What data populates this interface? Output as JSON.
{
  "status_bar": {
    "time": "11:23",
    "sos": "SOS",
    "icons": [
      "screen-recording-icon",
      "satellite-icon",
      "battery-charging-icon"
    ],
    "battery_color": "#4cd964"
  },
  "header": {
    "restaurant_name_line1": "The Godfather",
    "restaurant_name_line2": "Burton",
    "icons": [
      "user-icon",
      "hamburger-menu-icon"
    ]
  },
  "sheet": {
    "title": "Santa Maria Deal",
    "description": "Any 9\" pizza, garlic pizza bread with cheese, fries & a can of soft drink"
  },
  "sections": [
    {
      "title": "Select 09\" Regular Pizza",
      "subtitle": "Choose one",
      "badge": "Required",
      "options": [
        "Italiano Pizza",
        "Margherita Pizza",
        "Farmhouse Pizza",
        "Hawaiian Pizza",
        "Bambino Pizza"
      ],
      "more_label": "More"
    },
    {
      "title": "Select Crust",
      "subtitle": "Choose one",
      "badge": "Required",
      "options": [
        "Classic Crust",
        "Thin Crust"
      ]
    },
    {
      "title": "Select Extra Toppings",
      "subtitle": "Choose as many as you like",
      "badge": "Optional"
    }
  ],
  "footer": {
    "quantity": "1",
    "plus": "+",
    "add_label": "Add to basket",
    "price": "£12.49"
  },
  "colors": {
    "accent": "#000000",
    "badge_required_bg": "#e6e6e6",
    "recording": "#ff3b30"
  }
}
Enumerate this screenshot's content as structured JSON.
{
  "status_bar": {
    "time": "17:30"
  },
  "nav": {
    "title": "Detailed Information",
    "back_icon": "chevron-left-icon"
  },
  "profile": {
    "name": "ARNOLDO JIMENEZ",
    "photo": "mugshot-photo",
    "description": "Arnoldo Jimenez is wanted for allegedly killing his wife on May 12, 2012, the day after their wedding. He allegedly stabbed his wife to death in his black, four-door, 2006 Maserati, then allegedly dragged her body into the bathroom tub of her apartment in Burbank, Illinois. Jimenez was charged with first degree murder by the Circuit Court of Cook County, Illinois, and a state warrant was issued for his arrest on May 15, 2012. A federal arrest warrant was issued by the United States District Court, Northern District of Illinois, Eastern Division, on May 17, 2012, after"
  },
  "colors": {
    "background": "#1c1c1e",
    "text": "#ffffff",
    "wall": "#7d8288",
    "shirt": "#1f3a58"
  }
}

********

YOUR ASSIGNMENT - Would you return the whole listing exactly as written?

TASK SOLUTION -
What data populates this interface? Output as JSON.
{
  "status_bar": {
    "time": "11:23",
    "sos": "SOS",
    "icons": [
      "screen-recording-icon",
      "satellite-icon",
      "battery-charging-icon"
    ],
    "battery_color": "#4cd964"
  },
  "header": {
    "restaurant_name_line1": "The Godfather",
    "restaurant_name_line2": "Burton",
    "icons": [
      "user-icon",
      "hamburger-menu-icon"
    ]
  },
  "sheet": {
    "title": "Santa Maria Deal",
    "description": "Any 9\" pizza, garlic pizza bread with cheese, fries & a can of soft drink"
  },
  "sections": [
    {
      "title": "Select 09\" Regular Pizza",
      "subtitle": "Choose one",
      "badge": "Required",
      "options": [
        "Italiano Pizza",
        "Margherita Pizza",
        "Farmhouse Pizza",
        "Hawaiian Pizza",
        "Bambino Pizza"
      ],
      "more_label": "More"
    },
    {
      "title": "Select Crust",
      "subtitle": "Choose one",
      "badge": "Required",
      "options": [
        "Classic Crust",
        "Thin Crust"
      ]
    },
    {
      "title": "Select Extra Toppings",
      "subtitle": "Choose as many as you like",
      "badge": "Optional"
    }
  ],
  "footer": {
    "quantity": "1",
    "plus": "+",
    "add_label": "Add to basket",
    "price": "£12.49"
  },
  "colors": {
    "accent": "#000000",
    "badge_required_bg": "#e6e6e6",
    "recording": "#ff3b30"
  }
}
Enumerate this screenshot's content as structured JSON.
{
  "status_bar": {
    "time": "17:30"
  },
  "nav": {
    "title": "Detailed Information",
    "back_icon": "chevron-left-icon"
  },
  "profile": {
    "name": "ARNOLDO JIMENEZ",
    "photo": "mugshot-photo",
    "description": "Arnoldo Jimenez is wanted for allegedly killing his wife on May 12, 2012, the day after their wedding. He allegedly stabbed his wife to death in his black, four-door, 2006 Maserati, then allegedly dragged her body into the bathroom tub of her apartment in Burbank, Illinois. Jimenez was charged with first degree murder by the Circuit Court of Cook County, Illinois, and a state warrant was issued for his arrest on May 15, 2012. A federal arrest warrant was issued by the United States District Court, Northern District of Illinois, Eastern Division, on May 17, 2012, after"
  },
  "colors": {
    "background": "#1c1c1e",
    "text": "#ffffff",
    "wall": "#7d8288",
    "shirt": "#1f3a58"
  }
}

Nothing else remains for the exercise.